Below is the data. Give it again, complete and exact.

DATA FOR ANALYSIS below:

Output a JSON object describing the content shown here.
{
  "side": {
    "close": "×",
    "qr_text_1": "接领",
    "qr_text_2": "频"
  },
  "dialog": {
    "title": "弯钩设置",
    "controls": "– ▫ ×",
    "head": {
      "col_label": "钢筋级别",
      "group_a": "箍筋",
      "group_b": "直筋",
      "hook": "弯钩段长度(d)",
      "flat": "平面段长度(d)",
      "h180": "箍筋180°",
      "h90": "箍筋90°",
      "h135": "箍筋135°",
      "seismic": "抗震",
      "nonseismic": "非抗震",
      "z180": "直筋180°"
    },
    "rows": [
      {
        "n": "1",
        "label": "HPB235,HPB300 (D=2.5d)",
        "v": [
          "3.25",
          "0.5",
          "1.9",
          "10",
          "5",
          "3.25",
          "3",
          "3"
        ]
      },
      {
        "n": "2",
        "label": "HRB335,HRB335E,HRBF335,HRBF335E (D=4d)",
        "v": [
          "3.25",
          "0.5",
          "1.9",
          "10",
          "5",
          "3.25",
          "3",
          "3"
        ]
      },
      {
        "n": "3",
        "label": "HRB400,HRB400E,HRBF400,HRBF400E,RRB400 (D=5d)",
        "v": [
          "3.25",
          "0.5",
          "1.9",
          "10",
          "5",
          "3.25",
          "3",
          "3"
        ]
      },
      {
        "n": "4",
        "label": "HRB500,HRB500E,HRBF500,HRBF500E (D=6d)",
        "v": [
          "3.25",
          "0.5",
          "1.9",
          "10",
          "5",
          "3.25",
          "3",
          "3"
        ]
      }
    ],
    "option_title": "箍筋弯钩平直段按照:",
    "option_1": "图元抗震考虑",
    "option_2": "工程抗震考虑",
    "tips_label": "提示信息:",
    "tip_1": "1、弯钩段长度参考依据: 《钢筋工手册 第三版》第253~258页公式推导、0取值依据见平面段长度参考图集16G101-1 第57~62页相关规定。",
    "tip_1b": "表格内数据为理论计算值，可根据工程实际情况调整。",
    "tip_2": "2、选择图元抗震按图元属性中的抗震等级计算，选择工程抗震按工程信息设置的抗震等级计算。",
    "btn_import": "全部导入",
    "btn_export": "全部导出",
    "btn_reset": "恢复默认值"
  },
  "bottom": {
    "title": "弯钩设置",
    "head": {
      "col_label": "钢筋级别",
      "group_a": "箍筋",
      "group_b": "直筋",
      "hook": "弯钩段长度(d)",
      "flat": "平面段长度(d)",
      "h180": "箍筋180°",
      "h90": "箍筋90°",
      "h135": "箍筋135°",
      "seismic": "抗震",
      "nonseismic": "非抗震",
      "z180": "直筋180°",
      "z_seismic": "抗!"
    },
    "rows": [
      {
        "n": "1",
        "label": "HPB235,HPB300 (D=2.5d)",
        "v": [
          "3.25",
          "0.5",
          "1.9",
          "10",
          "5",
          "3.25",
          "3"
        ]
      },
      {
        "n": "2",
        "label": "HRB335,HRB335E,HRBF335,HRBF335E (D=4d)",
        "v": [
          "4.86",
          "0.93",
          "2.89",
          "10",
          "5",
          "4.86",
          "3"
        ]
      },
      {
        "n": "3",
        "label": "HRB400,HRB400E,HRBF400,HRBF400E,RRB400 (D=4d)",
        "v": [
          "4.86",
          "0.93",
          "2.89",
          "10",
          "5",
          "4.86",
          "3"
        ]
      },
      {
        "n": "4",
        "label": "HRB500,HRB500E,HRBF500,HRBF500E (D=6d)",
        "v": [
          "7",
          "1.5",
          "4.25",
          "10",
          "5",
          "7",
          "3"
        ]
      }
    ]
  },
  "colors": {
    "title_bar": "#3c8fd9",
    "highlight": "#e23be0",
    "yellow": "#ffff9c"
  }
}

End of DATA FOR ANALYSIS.

▸ SOLUTION TO THE PROBLEM
Output a JSON object describing the content shown here.
{
  "side": {
    "close": "×",
    "qr_text_1": "接领",
    "qr_text_2": "频"
  },
  "dialog": {
    "title": "弯钩设置",
    "controls": "– ▫ ×",
    "head": {
      "col_label": "钢筋级别",
      "group_a": "箍筋",
      "group_b": "直筋",
      "hook": "弯钩段长度(d)",
      "flat": "平面段长度(d)",
      "h180": "箍筋180°",
      "h90": "箍筋90°",
      "h135": "箍筋135°",
      "seismic": "抗震",
      "nonseismic": "非抗震",
      "z180": "直筋180°"
    },
    "rows": [
      {
        "n": "1",
        "label": "HPB235,HPB300 (D=2.5d)",
        "v": [
          "3.25",
          "0.5",
          "1.9",
          "10",
          "5",
          "3.25",
          "3",
          "3"
        ]
      },
      {
        "n": "2",
        "label": "HRB335,HRB335E,HRBF335,HRBF335E (D=4d)",
        "v": [
          "3.25",
          "0.5",
          "1.9",
          "10",
          "5",
          "3.25",
          "3",
          "3"
        ]
      },
      {
        "n": "3",
        "label": "HRB400,HRB400E,HRBF400,HRBF400E,RRB400 (D=5d)",
        "v": [
          "3.25",
          "0.5",
          "1.9",
          "10",
          "5",
          "3.25",
          "3",
          "3"
        ]
      },
      {
        "n": "4",
        "label": "HRB500,HRB500E,HRBF500,HRBF500E (D=6d)",
        "v": [
          "3.25",
          "0.5",
          "1.9",
          "10",
          "5",
          "3.25",
          "3",
          "3"
        ]
      }
    ],
    "option_title": "箍筋弯钩平直段按照:",
    "option_1": "图元抗震考虑",
    "option_2": "工程抗震考虑",
    "tips_label": "提示信息:",
    "tip_1": "1、弯钩段长度参考依据: 《钢筋工手册 第三版》第253~258页公式推导、0取值依据见平面段长度参考图集16G101-1 第57~62页相关规定。",
    "tip_1b": "表格内数据为理论计算值，可根据工程实际情况调整。",
    "tip_2": "2、选择图元抗震按图元属性中的抗震等级计算，选择工程抗震按工程信息设置的抗震等级计算。",
    "btn_import": "全部导入",
    "btn_export": "全部导出",
    "btn_reset": "恢复默认值"
  },
  "bottom": {
    "title": "弯钩设置",
    "head": {
      "col_label": "钢筋级别",
      "group_a": "箍筋",
      "group_b": "直筋",
      "hook": "弯钩段长度(d)",
      "flat": "平面段长度(d)",
      "h180": "箍筋180°",
      "h90": "箍筋90°",
      "h135": "箍筋135°",
      "seismic": "抗震",
      "nonseismic": "非抗震",
      "z180": "直筋180°",
      "z_seismic": "抗!"
    },
    "rows": [
      {
        "n": "1",
        "label": "HPB235,HPB300 (D=2.5d)",
        "v": [
          "3.25",
          "0.5",
          "1.9",
          "10",
          "5",
          "3.25",
          "3"
        ]
      },
      {
        "n": "2",
        "label": "HRB335,HRB335E,HRBF335,HRBF335E (D=4d)",
        "v": [
          "4.86",
          "0.93",
          "2.89",
          "10",
          "5",
          "4.86",
          "3"
        ]
      },
      {
        "n": "3",
        "label": "HRB400,HRB400E,HRBF400,HRBF400E,RRB400 (D=4d)",
        "v": [
          "4.86",
          "0.93",
          "2.89",
          "10",
          "5",
          "4.86",
          "3"
        ]
      },
      {
        "n": "4",
        "label": "HRB500,HRB500E,HRBF500,HRBF500E (D=6d)",
        "v": [
          "7",
          "1.5",
          "4.25",
          "10",
          "5",
          "7",
          "3"
        ]
      }
    ]
  },
  "colors": {
    "title_bar": "#3c8fd9",
    "highlight": "#e23be0",
    "yellow": "#ffff9c"
  }
}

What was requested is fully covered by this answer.